In Philip Yancey’s book, Rumours of Another World, he explores our Western tendency toward reductionism. We take the world apart, breaking the solar system into constituent parts to understand how things work. Uluru is reduced to “just a rock”. Yet as science’s light illuminates the mechanics underlying the physical world, “its shadows further obscure the invisible world beyond.” We pulled the planet apart, but we haven’t yet learned to connect and put it back together, where the whole is greater than the sum of the parts. Even so, “encounter trumps reduction.” Even an unsuspecting skeptic can be taken by surprise while watching the sun set on Uluru:
“Even with our bus tours and our fully automatic cameras and our cries of ‘Oh, wow!’, we still couldn’t belittle it. I had come expecting nothing much, but by the power of the thing itself I had, like some ancient tribesman wandering through the desert and confronting the phenomenon, been turned into a worshipper. Nobody was more surprised than I.”
Following Celtic spirituality, Yancey would call this a “‘thin place’ where the natural and supernatural worlds come together at their narrowest, with only a thin veil between them.” Have you ever experienced this? Where? Can you recall the sights, sounds, smell, and the feel of the place? In your mind’s eye, capture a 360 degree panorama at your personal ‘Uluru’. Whether on a mountain peak in the Andes, a gaping gorge like the Grand Canyon, or watching a fledgling eagle set out for its first flight, we’ve all experienced thin places of exquisite beauty. And whilst our framing of the facts may not fit with Aboriginal spirituality, no person can consistently live as minga. Amidst our frenetic activity, the spirit of a place reaches through our lens and past our pretensions to be ninti, and takes us by surprise. “There must be something more than this.” And in this something more, we live, we move, and we have our being.
I’m pleased to say that on this occasion, our group didn’t conquer the rock. Admittedly the climb was closed for excessive wind and heat! But I’d like to think we all felt the pull of something beyond mere deference for Dreamtime. At this thin place we sensed the physical and spiritual reunite in a Corroboree. And this dance, which Anangu believe once marked the land, served to shake the mindset of minga tourists otherwise oblivious to the Great Creator God in whose presence we all dwell.
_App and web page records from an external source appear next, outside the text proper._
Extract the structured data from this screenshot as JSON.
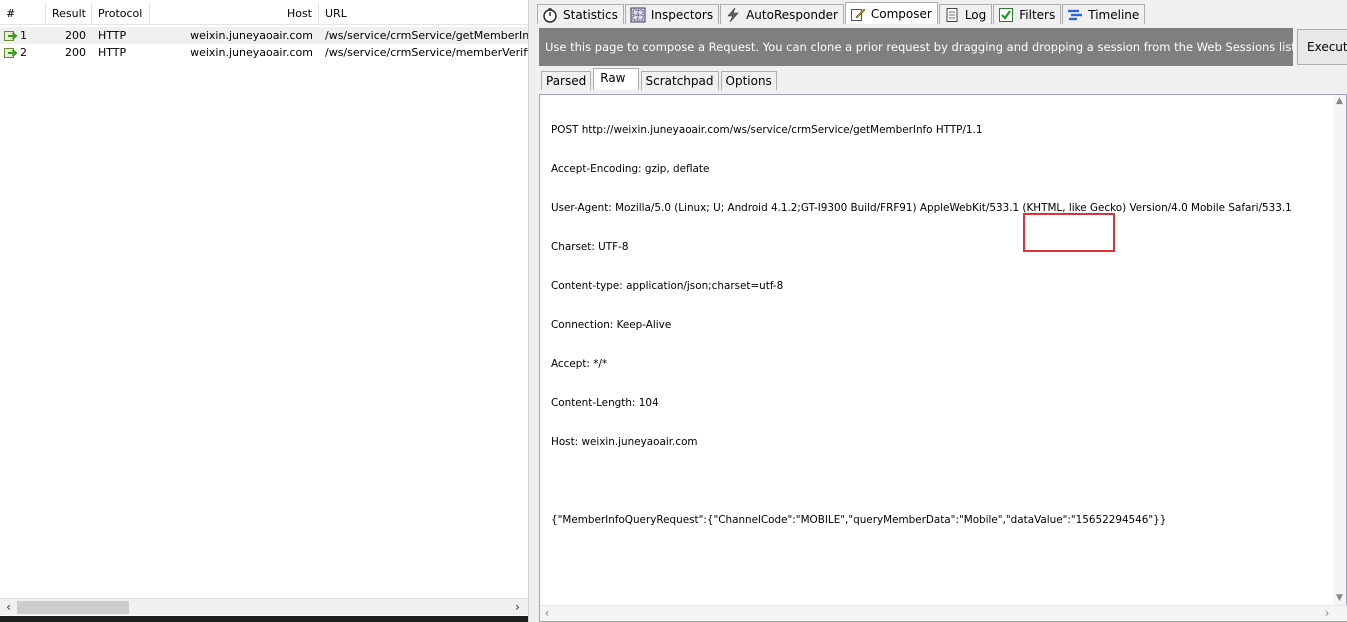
{
  "sessions": {
    "columns": [
      "#",
      "Result",
      "Protocol",
      "Host",
      "URL"
    ],
    "rows": [
      {
        "num": "1",
        "result": "200",
        "protocol": "HTTP",
        "host": "weixin.juneyaoair.com",
        "url": "/ws/service/crmService/getMemberInfo"
      },
      {
        "num": "2",
        "result": "200",
        "protocol": "HTTP",
        "host": "weixin.juneyaoair.com",
        "url": "/ws/service/crmService/memberVerification"
      }
    ]
  },
  "tabs": [
    {
      "label": "Statistics",
      "icon": "stopwatch-icon"
    },
    {
      "label": "Inspectors",
      "icon": "inspect-icon"
    },
    {
      "label": "AutoResponder",
      "icon": "lightning-icon"
    },
    {
      "label": "Composer",
      "icon": "pencil-icon",
      "active": true
    },
    {
      "label": "Log",
      "icon": "document-icon"
    },
    {
      "label": "Filters",
      "icon": "checkbox-icon"
    },
    {
      "label": "Timeline",
      "icon": "timeline-icon"
    }
  ],
  "composer": {
    "banner": "Use this page to compose a Request. You can clone a prior request by dragging and dropping a session from the Web Sessions list.",
    "execute_label": "Execute",
    "subtabs": [
      "Parsed",
      "Raw",
      "Scratchpad",
      "Options"
    ],
    "active_subtab": "Raw",
    "raw_lines": [
      "POST http://weixin.juneyaoair.com/ws/service/crmService/getMemberInfo HTTP/1.1",
      "Accept-Encoding: gzip, deflate",
      "User-Agent: Mozilla/5.0 (Linux; U; Android 4.1.2;GT-I9300 Build/FRF91) AppleWebKit/533.1 (KHTML, like Gecko) Version/4.0 Mobile Safari/533.1",
      "Charset: UTF-8",
      "Content-type: application/json;charset=utf-8",
      "Connection: Keep-Alive",
      "Accept: */*",
      "Content-Length: 104",
      "Host: weixin.juneyaoair.com",
      "",
      "{\"MemberInfoQueryRequest\":{\"ChannelCode\":\"MOBILE\",\"queryMemberData\":\"Mobile\",\"dataValue\":\"15652294546\"}}"
    ]
  },
  "colors": {
    "banner_bg": "#7f7f7f",
    "highlight_border": "#e0303a",
    "selected_row_bg": "#f0f0f0"
  }
}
Tjukurpa had conquered the tourist.
 See http://www.aicomos.com/wp-content/uploads/Tourism-tracks-and-sacred-places-Pashupatinath-and-Uluru.-Case-studies-from-Nepal-and-Australia.pdf for an intriguing critique of clashing cultures at Uluru.
 Philip Yancey, Rumours of Another World: What on Earth are We Missing? (Grand Rapids, MI: Zondervan, 2003), 15, 18, 45.